But how do we deal with the knowledge of our sins that our conversion produced within us and the acknowledgement that we’ll never be wholly sanctified until we reach Heaven? As I’ve often told others, each willful sin that we commit is another layer of flesh torn from our beloved Savior or another stripe added to His sensitive and hanging flesh as the Roman Soldier releases all of his energy on the bone and glass embedded leather straps of the flagellum. Each sin that we knowingly run toward, despite our conscience screaming at us to turn away wrath or lustful desires, is another agonizing breath that Jesus must struggle toward, bearing His weight on bare bone and torn flesh to lift Himself – opening recently closed wounds and exposing them to the air again, before finally breathing His last. How can we, as Christians, not seek perfectionism in our daily lives, and how can we not be flattened in horrid understanding as we realize that our fleeting moment of pleasures in our sins have now brought Jesus more agony and torture in our stead? It’s with this understanding that Carson’s quote ties me directly to his editorial:

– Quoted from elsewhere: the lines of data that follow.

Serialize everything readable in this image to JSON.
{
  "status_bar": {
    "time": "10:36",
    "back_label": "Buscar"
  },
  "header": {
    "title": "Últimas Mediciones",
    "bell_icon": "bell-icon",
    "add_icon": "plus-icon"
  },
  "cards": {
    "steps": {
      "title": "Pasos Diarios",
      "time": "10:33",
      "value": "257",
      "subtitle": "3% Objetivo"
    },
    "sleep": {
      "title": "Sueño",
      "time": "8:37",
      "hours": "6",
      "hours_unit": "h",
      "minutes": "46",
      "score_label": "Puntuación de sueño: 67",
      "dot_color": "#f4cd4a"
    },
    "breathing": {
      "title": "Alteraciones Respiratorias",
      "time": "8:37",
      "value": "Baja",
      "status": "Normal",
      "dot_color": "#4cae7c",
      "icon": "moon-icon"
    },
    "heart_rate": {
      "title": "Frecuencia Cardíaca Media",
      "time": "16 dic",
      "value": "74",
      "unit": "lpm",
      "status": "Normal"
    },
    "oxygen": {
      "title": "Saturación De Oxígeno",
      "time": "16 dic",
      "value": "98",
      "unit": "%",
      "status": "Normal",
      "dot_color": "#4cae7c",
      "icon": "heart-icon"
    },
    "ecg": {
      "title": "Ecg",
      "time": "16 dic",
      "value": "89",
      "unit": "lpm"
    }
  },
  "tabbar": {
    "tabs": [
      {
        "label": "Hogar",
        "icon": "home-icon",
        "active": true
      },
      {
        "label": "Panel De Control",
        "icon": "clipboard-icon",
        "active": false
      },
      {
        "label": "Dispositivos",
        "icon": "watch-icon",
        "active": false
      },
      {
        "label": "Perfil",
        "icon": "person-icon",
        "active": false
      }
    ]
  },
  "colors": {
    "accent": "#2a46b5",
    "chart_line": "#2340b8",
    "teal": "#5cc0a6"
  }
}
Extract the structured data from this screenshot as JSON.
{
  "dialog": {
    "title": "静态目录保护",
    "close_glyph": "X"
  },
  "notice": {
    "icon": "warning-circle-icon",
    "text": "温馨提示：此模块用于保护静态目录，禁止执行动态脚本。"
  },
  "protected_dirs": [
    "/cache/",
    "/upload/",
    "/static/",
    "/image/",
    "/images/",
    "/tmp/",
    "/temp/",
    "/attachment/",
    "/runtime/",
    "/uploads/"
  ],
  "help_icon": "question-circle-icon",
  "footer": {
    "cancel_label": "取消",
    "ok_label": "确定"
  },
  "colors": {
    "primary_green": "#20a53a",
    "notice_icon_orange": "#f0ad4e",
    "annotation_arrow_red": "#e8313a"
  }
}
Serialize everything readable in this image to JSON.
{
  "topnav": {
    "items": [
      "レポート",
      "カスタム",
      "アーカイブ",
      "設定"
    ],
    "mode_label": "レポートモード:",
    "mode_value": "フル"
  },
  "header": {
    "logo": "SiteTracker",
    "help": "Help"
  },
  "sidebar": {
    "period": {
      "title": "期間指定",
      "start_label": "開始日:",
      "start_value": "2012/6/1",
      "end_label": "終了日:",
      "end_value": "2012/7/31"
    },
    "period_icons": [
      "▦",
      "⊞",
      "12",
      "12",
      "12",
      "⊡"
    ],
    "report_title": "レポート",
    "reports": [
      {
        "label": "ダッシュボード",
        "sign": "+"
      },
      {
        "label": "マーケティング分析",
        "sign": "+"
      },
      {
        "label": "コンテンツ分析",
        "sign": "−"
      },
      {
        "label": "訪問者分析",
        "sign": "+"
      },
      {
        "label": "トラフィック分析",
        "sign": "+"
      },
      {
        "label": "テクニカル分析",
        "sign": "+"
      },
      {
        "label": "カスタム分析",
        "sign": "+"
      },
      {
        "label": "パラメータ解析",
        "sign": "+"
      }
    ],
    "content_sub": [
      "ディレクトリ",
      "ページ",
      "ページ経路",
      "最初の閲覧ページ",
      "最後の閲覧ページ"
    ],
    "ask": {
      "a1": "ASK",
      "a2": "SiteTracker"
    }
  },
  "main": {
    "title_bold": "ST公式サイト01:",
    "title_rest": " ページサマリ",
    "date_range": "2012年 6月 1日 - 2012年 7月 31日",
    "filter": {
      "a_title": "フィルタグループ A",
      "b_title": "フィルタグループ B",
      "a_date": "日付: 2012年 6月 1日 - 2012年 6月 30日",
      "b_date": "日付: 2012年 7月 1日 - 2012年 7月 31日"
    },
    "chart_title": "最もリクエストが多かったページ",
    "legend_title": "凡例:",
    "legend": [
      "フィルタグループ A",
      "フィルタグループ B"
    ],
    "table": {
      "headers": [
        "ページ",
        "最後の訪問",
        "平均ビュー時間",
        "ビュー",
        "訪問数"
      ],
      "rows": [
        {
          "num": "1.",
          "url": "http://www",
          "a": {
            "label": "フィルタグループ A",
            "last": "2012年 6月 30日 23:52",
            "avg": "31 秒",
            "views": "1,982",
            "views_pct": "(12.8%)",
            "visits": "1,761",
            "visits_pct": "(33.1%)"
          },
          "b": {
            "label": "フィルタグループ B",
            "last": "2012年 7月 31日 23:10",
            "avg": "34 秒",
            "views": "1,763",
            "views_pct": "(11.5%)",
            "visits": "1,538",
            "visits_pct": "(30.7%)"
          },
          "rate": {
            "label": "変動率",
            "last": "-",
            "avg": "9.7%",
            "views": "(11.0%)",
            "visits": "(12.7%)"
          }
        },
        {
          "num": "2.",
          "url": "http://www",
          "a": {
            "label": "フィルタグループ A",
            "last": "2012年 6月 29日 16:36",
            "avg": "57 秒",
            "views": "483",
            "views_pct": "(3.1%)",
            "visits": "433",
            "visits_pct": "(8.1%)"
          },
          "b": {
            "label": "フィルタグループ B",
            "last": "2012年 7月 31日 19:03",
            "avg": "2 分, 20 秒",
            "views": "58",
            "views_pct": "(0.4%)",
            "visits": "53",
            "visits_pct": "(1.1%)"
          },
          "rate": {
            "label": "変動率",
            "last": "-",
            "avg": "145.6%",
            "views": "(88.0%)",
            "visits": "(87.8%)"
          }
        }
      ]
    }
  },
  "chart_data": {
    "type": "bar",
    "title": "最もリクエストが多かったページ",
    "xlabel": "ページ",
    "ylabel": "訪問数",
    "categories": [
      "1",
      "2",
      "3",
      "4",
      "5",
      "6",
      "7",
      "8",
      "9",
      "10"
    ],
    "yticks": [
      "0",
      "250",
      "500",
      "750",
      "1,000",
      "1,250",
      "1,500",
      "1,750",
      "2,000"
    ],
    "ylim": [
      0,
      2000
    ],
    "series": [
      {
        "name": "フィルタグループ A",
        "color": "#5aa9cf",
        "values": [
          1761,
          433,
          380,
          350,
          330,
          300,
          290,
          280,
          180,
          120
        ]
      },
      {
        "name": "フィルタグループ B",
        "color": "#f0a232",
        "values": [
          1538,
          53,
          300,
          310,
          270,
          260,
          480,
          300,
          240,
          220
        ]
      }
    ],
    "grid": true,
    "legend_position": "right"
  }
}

Precisely because their consciences are sensitive, they are often ashamed by their own failures—the secret resentment that slips in, the unguarded word, the wandering eye, the pride of life, the self-focus that really does preclude loving one’s neighbor as oneself. To other believers who watch them, they are among the most intense, disciplined, and holy believers we know; to themselves, they are virulent failures, inconsistent followers, mere Peters who regularly betray their Master and weep bitterly.
D.A. Carson then, as usual, unpacks the thought process beautifully that leads to this understanding, then provides information that, while not entirely comforting to those who understand this mentality so dearly, at least reminds us that it was for this that the cross bore God on that Friday afternoon. The article, while not bringing total comfort, reminds me that God’s grace has already covered my sins and that, while horrid and disgusting to myself and God, it is in light of these things that God chose to save me. That He stepped into time and placed Himself in the breach to take the full punishment for my sins so that God would be glorified in His righteous judgment and so that all eyes would turn to Him and acknowledge His kindness and mercy.
May I seek perfection in this light, and may God continue to lift me out of my despair over my personal sins so that I may glorify Him while I still draw breath.